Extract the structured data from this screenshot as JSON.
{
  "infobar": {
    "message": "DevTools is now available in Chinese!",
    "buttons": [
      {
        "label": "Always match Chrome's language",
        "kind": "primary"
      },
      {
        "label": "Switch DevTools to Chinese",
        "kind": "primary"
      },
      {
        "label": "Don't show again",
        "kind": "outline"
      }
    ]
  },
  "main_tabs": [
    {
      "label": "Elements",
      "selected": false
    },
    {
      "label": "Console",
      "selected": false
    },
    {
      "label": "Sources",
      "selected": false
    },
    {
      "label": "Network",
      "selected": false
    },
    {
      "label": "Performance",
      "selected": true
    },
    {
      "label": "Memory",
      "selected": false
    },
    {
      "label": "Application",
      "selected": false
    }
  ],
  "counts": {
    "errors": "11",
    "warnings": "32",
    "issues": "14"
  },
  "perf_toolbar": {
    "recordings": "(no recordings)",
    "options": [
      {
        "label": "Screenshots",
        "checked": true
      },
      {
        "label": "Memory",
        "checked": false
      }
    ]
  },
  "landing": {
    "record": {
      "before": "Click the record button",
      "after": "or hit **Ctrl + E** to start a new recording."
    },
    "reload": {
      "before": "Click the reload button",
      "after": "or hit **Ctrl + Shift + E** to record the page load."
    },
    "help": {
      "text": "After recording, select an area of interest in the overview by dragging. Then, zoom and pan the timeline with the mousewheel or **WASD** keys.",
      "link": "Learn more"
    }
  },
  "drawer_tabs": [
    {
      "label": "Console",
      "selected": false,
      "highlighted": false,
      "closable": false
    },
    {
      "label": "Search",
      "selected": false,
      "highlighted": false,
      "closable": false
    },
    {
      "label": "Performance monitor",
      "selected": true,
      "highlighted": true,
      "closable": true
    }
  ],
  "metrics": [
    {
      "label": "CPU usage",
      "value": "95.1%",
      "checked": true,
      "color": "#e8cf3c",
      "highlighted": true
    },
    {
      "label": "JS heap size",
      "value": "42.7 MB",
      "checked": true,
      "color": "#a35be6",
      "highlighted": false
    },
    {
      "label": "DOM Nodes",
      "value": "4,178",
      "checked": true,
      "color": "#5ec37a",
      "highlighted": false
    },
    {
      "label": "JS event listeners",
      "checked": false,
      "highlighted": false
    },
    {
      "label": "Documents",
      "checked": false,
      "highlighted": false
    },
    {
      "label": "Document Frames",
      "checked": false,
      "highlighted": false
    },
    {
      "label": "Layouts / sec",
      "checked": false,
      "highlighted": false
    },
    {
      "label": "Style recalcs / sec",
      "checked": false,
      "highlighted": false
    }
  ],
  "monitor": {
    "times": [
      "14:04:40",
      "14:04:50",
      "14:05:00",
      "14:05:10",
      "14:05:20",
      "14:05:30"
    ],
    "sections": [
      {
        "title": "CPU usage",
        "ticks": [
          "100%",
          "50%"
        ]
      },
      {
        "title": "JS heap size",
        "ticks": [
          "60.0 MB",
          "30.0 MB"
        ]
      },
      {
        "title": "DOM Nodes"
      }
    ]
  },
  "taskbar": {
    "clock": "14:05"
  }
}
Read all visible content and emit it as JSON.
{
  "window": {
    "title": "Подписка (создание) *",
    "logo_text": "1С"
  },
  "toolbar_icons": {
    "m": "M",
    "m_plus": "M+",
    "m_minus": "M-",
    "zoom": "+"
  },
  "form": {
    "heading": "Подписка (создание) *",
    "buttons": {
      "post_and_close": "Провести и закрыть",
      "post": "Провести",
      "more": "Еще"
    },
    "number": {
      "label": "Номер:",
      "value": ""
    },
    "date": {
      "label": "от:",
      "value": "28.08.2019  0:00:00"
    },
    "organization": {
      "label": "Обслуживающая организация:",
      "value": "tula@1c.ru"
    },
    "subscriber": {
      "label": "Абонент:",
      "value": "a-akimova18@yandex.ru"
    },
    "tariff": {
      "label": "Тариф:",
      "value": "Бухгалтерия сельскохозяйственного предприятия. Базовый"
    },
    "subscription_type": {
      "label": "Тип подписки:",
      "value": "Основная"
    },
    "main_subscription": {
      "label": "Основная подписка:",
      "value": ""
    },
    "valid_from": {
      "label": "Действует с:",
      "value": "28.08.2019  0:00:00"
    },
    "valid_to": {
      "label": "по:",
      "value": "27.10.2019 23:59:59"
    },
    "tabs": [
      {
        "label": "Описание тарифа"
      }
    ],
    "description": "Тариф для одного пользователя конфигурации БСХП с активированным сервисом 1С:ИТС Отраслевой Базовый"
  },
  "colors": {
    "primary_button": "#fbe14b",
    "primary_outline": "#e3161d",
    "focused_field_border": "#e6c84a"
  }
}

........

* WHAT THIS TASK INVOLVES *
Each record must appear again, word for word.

* SOLUTION TO THIS PROBLEM *
Extract the structured data from this screenshot as JSON.
{
  "infobar": {
    "message": "DevTools is now available in Chinese!",
    "buttons": [
      {
        "label": "Always match Chrome's language",
        "kind": "primary"
      },
      {
        "label": "Switch DevTools to Chinese",
        "kind": "primary"
      },
      {
        "label": "Don't show again",
        "kind": "outline"
      }
    ]
  },
  "main_tabs": [
    {
      "label": "Elements",
      "selected": false
    },
    {
      "label": "Console",
      "selected": false
    },
    {
      "label": "Sources",
      "selected": false
    },
    {
      "label": "Network",
      "selected": false
    },
    {
      "label": "Performance",
      "selected": true
    },
    {
      "label": "Memory",
      "selected": false
    },
    {
      "label": "Application",
      "selected": false
    }
  ],
  "counts": {
    "errors": "11",
    "warnings": "32",
    "issues": "14"
  },
  "perf_toolbar": {
    "recordings": "(no recordings)",
    "options": [
      {
        "label": "Screenshots",
        "checked": true
      },
      {
        "label": "Memory",
        "checked": false
      }
    ]
  },
  "landing": {
    "record": {
      "before": "Click the record button",
      "after": "or hit **Ctrl + E** to start a new recording."
    },
    "reload": {
      "before": "Click the reload button",
      "after": "or hit **Ctrl + Shift + E** to record the page load."
    },
    "help": {
      "text": "After recording, select an area of interest in the overview by dragging. Then, zoom and pan the timeline with the mousewheel or **WASD** keys.",
      "link": "Learn more"
    }
  },
  "drawer_tabs": [
    {
      "label": "Console",
      "selected": false,
      "highlighted": false,
      "closable": false
    },
    {
      "label": "Search",
      "selected": false,
      "highlighted": false,
      "closable": false
    },
    {
      "label": "Performance monitor",
      "selected": true,
      "highlighted": true,
      "closable": true
    }
  ],
  "metrics": [
    {
      "label": "CPU usage",
      "value": "95.1%",
      "checked": true,
      "color": "#e8cf3c",
      "highlighted": true
    },
    {
      "label": "JS heap size",
      "value": "42.7 MB",
      "checked": true,
      "color": "#a35be6",
      "highlighted": false
    },
    {
      "label": "DOM Nodes",
      "value": "4,178",
      "checked": true,
      "color": "#5ec37a",
      "highlighted": false
    },
    {
      "label": "JS event listeners",
      "checked": false,
      "highlighted": false
    },
    {
      "label": "Documents",
      "checked": false,
      "highlighted": false
    },
    {
      "label": "Document Frames",
      "checked": false,
      "highlighted": false
    },
    {
      "label": "Layouts / sec",
      "checked": false,
      "highlighted": false
    },
    {
      "label": "Style recalcs / sec",
      "checked": false,
      "highlighted": false
    }
  ],
  "monitor": {
    "times": [
      "14:04:40",
      "14:04:50",
      "14:05:00",
      "14:05:10",
      "14:05:20",
      "14:05:30"
    ],
    "sections": [
      {
        "title": "CPU usage",
        "ticks": [
          "100%",
          "50%"
        ]
      },
      {
        "title": "JS heap size",
        "ticks": [
          "60.0 MB",
          "30.0 MB"
        ]
      },
      {
        "title": "DOM Nodes"
      }
    ]
  },
  "taskbar": {
    "clock": "14:05"
  }
}
Read all visible content and emit it as JSON.
{
  "window": {
    "title": "Подписка (создание) *",
    "logo_text": "1С"
  },
  "toolbar_icons": {
    "m": "M",
    "m_plus": "M+",
    "m_minus": "M-",
    "zoom": "+"
  },
  "form": {
    "heading": "Подписка (создание) *",
    "buttons": {
      "post_and_close": "Провести и закрыть",
      "post": "Провести",
      "more": "Еще"
    },
    "number": {
      "label": "Номер:",
      "value": ""
    },
    "date": {
      "label": "от:",
      "value": "28.08.2019  0:00:00"
    },
    "organization": {
      "label": "Обслуживающая организация:",
      "value": "tula@1c.ru"
    },
    "subscriber": {
      "label": "Абонент:",
      "value": "a-akimova18@yandex.ru"
    },
    "tariff": {
      "label": "Тариф:",
      "value": "Бухгалтерия сельскохозяйственного предприятия. Базовый"
    },
    "subscription_type": {
      "label": "Тип подписки:",
      "value": "Основная"
    },
    "main_subscription": {
      "label": "Основная подписка:",
      "value": ""
    },
    "valid_from": {
      "label": "Действует с:",
      "value": "28.08.2019  0:00:00"
    },
    "valid_to": {
      "label": "по:",
      "value": "27.10.2019 23:59:59"
    },
    "tabs": [
      {
        "label": "Описание тарифа"
      }
    ],
    "description": "Тариф для одного пользователя конфигурации БСХП с активированным сервисом 1С:ИТС Отраслевой Базовый"
  },
  "colors": {
    "primary_button": "#fbe14b",
    "primary_outline": "#e3161d",
    "focused_field_border": "#e6c84a"
  }
}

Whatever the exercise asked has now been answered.